[Interface dataset entries]
■ ■ ■ ■

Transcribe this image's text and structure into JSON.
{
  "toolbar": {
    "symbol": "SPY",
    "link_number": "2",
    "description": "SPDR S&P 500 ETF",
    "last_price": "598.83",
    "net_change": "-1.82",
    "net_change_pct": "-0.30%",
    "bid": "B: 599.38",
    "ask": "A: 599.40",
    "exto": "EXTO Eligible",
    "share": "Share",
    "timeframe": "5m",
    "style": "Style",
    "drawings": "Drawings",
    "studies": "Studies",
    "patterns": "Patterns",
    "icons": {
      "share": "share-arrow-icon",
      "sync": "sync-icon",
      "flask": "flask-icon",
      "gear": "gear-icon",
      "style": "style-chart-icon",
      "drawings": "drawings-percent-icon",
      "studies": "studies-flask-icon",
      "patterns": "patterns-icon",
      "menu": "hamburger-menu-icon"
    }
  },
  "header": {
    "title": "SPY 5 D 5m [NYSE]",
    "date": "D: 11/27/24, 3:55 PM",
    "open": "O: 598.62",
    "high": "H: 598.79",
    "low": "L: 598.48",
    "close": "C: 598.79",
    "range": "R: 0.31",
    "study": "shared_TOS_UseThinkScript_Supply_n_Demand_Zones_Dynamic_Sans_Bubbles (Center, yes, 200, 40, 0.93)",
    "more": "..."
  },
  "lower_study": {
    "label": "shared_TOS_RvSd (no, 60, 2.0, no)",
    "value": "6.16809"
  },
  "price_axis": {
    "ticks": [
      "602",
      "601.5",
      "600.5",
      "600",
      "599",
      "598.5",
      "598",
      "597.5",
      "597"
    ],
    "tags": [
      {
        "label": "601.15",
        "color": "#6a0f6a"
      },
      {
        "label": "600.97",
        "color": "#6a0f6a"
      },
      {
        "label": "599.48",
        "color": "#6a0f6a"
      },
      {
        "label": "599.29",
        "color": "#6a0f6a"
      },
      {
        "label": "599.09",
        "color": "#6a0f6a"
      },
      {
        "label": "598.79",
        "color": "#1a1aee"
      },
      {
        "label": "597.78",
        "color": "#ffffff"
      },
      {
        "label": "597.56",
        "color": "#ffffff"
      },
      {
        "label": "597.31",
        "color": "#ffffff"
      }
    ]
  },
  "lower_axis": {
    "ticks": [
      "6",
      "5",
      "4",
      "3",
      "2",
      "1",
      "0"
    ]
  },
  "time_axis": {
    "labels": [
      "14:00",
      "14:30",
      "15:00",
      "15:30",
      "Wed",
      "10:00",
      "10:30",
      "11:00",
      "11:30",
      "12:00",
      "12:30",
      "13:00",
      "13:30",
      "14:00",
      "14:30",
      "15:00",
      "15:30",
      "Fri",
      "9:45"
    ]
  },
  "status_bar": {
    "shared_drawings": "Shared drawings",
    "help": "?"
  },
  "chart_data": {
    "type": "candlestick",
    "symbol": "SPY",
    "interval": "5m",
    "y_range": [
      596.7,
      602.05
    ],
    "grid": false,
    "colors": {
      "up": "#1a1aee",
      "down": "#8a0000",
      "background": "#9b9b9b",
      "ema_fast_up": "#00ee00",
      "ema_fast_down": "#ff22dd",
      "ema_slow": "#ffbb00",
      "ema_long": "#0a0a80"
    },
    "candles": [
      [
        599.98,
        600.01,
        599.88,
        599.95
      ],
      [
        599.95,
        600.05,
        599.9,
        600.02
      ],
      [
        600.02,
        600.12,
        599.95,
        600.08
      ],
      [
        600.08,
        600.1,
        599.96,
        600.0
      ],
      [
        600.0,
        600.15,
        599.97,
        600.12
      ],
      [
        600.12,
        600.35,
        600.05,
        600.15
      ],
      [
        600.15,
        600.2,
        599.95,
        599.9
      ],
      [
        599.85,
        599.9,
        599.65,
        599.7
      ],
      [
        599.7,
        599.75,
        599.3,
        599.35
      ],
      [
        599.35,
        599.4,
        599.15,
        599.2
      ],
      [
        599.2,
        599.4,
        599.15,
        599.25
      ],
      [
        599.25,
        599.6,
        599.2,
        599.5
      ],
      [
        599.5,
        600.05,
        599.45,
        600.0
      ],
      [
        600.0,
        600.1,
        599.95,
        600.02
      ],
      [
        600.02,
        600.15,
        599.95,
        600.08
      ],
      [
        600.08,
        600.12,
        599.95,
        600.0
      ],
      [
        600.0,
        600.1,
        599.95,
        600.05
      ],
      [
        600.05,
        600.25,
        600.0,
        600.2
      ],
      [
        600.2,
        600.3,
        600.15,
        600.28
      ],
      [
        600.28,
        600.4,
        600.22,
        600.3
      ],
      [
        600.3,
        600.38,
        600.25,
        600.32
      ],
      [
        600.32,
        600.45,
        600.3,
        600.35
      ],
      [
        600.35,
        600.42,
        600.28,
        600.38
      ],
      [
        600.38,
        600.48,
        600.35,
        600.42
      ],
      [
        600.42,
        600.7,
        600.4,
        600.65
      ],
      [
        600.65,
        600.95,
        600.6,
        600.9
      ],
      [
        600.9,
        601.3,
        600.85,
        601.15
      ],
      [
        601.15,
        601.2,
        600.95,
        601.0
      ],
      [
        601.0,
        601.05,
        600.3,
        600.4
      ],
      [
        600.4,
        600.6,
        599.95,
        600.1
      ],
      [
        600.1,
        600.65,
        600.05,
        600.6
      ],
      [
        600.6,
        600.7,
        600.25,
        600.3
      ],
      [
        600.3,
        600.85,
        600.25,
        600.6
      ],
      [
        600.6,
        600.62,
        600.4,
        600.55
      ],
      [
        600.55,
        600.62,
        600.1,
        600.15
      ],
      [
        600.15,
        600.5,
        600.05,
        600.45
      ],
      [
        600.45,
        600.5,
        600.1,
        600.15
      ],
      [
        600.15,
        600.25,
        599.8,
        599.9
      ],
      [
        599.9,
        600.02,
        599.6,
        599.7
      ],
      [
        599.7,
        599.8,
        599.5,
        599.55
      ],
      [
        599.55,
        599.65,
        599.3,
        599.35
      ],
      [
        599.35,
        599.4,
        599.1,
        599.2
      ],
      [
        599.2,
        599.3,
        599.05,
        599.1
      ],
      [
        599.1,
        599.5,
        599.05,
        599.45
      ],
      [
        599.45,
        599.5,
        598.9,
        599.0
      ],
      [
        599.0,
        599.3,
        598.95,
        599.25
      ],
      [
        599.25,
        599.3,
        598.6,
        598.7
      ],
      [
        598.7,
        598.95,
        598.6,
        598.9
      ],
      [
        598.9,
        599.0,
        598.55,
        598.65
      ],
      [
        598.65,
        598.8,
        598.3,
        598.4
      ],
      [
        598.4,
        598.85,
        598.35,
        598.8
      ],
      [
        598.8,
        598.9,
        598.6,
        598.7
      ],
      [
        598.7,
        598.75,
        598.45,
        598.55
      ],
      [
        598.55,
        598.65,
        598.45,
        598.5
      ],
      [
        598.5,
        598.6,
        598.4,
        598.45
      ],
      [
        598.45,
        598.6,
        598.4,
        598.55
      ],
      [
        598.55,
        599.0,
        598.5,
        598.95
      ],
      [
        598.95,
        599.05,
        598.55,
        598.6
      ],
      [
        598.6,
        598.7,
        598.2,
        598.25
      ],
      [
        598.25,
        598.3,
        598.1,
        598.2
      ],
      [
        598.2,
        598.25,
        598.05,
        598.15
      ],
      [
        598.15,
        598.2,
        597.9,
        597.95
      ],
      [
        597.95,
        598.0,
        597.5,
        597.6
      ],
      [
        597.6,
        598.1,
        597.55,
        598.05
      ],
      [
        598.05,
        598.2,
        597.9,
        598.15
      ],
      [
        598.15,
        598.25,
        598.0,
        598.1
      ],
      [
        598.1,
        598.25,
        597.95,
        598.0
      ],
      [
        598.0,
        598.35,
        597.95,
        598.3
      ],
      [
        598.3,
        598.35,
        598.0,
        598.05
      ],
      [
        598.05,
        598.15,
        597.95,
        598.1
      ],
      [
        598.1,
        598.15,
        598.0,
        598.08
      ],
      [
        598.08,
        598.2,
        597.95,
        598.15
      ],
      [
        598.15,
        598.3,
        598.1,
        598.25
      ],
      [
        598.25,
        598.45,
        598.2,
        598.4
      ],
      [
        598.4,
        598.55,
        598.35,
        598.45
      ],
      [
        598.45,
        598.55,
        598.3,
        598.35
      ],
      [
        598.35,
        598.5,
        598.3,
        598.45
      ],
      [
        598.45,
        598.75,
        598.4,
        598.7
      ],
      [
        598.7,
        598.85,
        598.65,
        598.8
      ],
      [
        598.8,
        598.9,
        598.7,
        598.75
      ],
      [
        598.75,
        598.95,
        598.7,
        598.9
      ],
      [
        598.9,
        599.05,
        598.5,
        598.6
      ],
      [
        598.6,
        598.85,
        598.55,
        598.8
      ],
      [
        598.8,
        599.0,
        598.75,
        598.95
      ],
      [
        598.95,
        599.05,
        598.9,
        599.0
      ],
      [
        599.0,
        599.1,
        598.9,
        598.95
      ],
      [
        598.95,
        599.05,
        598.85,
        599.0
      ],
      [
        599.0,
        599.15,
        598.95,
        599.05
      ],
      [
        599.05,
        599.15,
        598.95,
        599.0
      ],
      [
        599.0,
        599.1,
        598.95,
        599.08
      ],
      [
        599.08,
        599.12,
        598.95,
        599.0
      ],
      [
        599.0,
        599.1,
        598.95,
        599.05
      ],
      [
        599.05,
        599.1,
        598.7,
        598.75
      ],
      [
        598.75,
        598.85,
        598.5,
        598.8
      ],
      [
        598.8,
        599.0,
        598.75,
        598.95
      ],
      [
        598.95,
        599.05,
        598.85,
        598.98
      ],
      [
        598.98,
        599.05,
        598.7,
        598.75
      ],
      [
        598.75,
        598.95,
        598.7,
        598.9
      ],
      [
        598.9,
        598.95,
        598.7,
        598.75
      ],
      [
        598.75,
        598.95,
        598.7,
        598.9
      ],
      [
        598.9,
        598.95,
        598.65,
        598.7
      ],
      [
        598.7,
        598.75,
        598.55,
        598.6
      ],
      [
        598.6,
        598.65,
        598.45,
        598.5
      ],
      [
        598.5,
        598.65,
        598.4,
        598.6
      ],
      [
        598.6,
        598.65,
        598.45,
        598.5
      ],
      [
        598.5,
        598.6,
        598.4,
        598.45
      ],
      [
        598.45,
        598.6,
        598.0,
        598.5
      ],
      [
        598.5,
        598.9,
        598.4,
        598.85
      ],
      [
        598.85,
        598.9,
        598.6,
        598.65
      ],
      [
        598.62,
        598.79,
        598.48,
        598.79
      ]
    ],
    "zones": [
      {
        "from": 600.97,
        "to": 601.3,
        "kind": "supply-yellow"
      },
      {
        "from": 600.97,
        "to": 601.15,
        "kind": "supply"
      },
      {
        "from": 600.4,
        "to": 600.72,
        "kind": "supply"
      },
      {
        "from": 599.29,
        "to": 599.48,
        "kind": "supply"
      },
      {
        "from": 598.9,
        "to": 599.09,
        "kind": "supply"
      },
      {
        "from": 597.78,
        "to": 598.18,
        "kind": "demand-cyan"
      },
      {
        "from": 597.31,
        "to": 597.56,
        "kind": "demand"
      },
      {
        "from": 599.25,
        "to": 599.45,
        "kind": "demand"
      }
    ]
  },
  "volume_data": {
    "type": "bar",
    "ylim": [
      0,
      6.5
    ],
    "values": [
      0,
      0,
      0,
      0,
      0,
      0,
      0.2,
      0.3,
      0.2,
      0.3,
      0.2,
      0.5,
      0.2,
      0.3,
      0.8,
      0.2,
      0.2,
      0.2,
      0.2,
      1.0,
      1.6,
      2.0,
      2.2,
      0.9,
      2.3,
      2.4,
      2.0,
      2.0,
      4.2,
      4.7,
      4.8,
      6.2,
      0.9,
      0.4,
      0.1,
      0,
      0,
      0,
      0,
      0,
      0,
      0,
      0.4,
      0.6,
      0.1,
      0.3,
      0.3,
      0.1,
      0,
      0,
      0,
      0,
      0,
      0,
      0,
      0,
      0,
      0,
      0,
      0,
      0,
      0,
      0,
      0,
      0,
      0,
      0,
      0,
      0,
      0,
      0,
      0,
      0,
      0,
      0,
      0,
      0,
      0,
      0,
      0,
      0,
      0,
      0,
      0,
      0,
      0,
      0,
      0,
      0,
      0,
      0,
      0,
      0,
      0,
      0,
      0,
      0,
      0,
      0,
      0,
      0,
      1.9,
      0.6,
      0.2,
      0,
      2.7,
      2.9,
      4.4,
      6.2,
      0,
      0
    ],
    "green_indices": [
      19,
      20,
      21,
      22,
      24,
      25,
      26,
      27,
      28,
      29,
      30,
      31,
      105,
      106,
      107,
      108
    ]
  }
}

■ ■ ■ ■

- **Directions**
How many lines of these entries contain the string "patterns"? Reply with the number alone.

- **Task output**
2